> [WHAT IS EXPECTED] In the entries that follow, find every line containing "content" and copy it.

Start of SOURCE MATERIAL

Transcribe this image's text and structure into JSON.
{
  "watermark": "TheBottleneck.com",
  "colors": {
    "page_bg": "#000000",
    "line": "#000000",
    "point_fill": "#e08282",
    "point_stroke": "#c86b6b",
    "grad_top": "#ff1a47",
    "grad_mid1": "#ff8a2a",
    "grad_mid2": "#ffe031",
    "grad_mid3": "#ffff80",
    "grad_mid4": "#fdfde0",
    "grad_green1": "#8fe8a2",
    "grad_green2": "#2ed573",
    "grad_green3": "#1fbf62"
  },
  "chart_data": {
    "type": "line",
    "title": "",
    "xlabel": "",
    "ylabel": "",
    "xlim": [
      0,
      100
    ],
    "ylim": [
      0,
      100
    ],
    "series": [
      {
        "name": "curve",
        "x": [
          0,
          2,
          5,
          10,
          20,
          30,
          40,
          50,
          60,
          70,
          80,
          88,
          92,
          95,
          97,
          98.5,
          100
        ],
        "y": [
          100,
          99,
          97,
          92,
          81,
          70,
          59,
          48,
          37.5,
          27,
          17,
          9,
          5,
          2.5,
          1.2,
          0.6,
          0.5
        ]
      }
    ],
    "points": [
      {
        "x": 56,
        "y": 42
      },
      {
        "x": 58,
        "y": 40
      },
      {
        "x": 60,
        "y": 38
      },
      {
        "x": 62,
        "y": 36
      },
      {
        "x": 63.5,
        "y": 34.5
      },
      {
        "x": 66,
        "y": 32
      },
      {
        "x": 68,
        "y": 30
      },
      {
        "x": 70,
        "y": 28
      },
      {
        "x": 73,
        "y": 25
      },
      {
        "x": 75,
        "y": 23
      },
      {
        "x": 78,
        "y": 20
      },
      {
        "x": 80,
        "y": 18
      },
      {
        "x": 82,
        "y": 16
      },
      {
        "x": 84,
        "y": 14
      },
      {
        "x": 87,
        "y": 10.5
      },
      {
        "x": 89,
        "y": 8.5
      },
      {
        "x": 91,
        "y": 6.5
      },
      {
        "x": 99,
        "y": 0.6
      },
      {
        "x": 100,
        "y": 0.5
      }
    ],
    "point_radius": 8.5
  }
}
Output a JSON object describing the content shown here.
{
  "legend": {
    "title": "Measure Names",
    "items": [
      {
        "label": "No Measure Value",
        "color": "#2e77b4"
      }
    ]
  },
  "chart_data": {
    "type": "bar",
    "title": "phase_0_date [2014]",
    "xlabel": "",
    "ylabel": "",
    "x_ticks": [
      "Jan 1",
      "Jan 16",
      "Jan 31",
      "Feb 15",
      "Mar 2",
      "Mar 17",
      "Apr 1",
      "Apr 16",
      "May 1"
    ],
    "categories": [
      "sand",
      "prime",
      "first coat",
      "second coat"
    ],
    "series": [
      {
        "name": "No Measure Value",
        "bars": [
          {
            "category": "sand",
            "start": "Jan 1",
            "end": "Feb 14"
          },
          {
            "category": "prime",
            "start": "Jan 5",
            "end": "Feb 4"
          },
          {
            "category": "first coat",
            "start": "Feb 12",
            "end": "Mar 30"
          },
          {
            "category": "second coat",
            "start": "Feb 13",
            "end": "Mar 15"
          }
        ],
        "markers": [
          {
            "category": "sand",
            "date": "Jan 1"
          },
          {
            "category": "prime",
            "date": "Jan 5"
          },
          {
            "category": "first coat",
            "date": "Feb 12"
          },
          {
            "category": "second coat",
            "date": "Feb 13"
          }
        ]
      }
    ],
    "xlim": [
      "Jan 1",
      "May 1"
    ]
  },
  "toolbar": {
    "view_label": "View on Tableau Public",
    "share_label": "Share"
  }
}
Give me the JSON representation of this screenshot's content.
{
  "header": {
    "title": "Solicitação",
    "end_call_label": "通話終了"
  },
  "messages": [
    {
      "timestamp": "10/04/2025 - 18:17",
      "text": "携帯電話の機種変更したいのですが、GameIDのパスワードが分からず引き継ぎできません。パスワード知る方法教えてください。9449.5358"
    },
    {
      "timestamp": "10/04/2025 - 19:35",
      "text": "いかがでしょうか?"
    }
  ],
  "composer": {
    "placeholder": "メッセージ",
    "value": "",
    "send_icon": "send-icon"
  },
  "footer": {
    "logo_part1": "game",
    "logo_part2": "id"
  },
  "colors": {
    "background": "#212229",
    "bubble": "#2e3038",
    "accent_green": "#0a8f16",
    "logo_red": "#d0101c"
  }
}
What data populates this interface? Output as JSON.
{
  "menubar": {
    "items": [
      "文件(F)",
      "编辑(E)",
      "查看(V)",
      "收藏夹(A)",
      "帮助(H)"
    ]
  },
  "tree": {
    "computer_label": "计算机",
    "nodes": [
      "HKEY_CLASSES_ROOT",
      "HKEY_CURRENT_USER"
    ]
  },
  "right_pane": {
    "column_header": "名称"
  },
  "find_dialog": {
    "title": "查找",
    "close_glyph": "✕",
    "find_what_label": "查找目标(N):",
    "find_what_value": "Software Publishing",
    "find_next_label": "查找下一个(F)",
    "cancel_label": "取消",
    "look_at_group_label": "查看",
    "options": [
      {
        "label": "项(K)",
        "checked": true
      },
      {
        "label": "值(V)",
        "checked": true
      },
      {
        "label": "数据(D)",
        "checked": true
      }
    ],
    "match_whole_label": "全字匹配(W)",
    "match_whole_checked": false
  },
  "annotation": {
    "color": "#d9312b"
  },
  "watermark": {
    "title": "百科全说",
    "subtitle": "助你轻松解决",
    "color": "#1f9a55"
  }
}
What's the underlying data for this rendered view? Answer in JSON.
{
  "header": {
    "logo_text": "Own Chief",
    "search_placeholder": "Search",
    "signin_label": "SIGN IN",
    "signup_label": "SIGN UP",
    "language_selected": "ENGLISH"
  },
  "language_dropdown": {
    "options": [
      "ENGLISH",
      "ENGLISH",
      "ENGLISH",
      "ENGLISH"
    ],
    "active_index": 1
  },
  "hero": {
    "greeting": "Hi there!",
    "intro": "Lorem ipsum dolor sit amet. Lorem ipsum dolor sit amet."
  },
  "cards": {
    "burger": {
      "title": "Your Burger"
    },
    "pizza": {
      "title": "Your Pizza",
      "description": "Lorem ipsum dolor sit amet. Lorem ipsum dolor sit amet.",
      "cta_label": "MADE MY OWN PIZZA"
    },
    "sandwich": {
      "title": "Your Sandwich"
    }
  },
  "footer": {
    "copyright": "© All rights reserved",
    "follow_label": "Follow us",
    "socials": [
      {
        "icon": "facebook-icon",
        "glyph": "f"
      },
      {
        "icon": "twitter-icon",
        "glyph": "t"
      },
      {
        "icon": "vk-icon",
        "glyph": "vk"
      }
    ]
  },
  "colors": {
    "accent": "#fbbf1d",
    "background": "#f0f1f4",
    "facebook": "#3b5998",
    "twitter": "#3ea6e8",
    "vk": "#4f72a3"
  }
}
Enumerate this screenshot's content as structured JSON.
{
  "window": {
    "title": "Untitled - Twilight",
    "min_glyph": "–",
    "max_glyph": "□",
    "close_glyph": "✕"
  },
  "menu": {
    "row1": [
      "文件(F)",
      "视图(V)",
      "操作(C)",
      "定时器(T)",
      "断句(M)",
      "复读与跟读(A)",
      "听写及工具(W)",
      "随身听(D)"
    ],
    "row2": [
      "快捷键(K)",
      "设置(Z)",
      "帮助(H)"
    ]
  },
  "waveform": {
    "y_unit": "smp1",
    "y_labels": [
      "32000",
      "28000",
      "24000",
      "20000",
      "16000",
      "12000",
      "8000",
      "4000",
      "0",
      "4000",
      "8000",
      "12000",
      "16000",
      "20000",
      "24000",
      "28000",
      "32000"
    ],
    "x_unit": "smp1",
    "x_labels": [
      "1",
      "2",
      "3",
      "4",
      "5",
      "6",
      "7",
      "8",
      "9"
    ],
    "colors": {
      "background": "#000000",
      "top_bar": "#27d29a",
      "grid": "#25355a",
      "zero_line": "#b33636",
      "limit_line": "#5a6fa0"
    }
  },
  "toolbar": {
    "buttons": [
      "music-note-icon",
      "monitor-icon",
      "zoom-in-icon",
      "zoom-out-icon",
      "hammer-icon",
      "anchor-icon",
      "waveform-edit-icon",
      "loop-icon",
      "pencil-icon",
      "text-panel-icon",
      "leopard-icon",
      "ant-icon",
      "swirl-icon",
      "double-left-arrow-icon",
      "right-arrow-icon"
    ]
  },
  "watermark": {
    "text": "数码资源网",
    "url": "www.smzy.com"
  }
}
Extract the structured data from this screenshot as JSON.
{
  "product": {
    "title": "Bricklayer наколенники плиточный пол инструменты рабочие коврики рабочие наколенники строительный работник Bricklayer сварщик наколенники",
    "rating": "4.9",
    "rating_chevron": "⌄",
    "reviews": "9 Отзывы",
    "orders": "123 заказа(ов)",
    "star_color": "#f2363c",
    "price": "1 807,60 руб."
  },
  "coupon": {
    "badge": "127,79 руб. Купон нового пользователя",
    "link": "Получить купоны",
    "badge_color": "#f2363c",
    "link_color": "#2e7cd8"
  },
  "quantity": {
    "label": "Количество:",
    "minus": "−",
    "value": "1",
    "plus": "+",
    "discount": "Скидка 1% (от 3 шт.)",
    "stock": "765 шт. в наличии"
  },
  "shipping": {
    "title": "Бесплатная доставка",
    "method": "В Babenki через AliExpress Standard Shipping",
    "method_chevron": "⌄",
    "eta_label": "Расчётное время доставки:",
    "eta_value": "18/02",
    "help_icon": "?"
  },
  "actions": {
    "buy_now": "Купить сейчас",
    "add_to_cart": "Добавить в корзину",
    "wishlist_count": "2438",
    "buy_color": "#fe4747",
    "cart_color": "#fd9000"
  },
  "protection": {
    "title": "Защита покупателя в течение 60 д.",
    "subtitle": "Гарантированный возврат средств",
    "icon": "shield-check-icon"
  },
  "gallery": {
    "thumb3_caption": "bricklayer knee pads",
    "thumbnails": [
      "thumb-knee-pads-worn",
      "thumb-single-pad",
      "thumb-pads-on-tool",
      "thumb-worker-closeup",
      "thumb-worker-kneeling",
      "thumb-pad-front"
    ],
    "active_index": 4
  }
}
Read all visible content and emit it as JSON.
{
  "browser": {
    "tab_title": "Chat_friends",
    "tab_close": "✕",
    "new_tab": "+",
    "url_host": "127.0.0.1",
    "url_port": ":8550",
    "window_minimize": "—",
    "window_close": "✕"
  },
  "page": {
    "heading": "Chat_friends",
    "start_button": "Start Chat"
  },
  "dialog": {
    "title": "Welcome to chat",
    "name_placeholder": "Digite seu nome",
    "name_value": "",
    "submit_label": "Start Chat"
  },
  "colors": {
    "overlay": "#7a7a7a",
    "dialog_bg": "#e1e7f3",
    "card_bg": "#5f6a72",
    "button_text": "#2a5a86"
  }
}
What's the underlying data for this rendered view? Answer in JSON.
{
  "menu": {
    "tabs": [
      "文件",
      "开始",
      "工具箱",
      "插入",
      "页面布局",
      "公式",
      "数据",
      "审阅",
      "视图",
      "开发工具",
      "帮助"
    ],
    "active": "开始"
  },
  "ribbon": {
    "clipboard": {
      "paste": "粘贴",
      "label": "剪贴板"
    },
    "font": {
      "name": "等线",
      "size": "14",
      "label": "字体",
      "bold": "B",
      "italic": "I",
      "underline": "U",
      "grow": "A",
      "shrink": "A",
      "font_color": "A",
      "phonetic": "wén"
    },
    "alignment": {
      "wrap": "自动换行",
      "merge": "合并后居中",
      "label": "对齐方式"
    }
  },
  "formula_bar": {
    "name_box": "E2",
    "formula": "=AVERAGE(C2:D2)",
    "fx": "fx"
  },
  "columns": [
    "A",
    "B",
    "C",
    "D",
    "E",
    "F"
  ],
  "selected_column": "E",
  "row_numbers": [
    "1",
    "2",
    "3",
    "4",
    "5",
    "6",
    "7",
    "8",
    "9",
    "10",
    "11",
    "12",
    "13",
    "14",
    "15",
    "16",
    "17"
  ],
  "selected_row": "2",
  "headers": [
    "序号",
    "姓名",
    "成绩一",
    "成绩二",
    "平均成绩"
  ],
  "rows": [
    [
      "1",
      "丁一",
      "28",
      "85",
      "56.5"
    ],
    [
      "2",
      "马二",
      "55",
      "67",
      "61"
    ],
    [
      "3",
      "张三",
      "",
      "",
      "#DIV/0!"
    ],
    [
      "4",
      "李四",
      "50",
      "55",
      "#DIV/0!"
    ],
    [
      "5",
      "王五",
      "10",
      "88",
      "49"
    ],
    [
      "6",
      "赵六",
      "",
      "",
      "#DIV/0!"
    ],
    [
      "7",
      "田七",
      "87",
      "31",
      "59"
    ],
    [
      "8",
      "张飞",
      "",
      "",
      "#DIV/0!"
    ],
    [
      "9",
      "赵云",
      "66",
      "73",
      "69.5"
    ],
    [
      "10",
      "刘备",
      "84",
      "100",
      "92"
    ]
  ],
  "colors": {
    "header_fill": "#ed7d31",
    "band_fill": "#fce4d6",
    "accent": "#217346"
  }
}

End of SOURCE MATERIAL

> [RESPONSE TO THIS EXERCISE]
Output a JSON object describing the content shown here.
Give me the JSON representation of this screenshot's content.
Enumerate this screenshot's content as structured JSON.
Read all visible content and emit it as JSON.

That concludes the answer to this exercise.